Check each line of the entries below for the word "Pull", then report how many have it, with no other words.
------------------------------------------------------------------------
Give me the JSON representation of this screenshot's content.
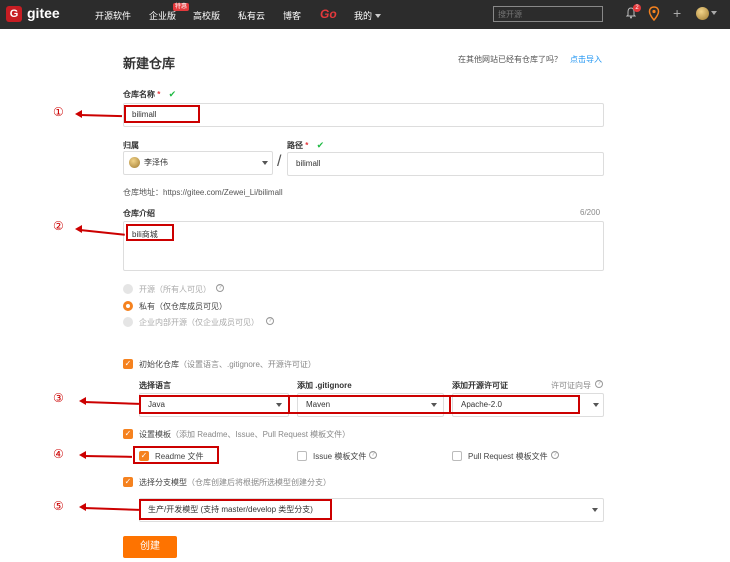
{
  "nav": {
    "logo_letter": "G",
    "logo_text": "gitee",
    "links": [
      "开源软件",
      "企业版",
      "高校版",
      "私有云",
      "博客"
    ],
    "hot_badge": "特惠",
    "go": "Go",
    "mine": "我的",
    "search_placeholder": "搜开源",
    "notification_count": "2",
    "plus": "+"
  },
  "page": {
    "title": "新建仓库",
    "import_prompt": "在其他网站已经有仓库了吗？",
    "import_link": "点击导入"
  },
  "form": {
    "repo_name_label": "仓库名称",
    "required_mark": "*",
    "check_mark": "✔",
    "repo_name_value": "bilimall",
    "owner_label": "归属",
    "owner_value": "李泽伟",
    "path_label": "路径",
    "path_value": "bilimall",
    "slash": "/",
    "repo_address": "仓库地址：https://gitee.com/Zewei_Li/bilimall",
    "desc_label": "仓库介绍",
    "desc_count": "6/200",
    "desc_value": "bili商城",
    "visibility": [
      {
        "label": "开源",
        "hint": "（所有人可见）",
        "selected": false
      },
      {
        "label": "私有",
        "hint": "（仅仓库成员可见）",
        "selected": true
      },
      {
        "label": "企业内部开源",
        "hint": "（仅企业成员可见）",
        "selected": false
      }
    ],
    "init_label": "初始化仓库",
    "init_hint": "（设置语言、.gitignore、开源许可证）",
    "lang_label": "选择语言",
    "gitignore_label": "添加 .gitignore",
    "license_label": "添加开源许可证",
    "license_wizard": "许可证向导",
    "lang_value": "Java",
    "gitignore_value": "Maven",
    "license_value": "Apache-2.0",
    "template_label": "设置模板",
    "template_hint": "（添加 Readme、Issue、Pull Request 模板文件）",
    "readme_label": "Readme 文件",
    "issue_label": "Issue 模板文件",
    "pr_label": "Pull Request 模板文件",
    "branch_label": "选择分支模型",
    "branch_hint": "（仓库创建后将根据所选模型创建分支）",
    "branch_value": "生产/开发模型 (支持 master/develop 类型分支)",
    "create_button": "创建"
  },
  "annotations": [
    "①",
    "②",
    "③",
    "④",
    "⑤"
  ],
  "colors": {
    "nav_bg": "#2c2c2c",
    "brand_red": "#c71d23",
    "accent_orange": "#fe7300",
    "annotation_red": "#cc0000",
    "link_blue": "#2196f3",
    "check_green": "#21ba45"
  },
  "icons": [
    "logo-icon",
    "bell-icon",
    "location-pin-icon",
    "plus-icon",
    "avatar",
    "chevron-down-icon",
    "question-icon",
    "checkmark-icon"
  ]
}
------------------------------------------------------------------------
_Task answer_.
2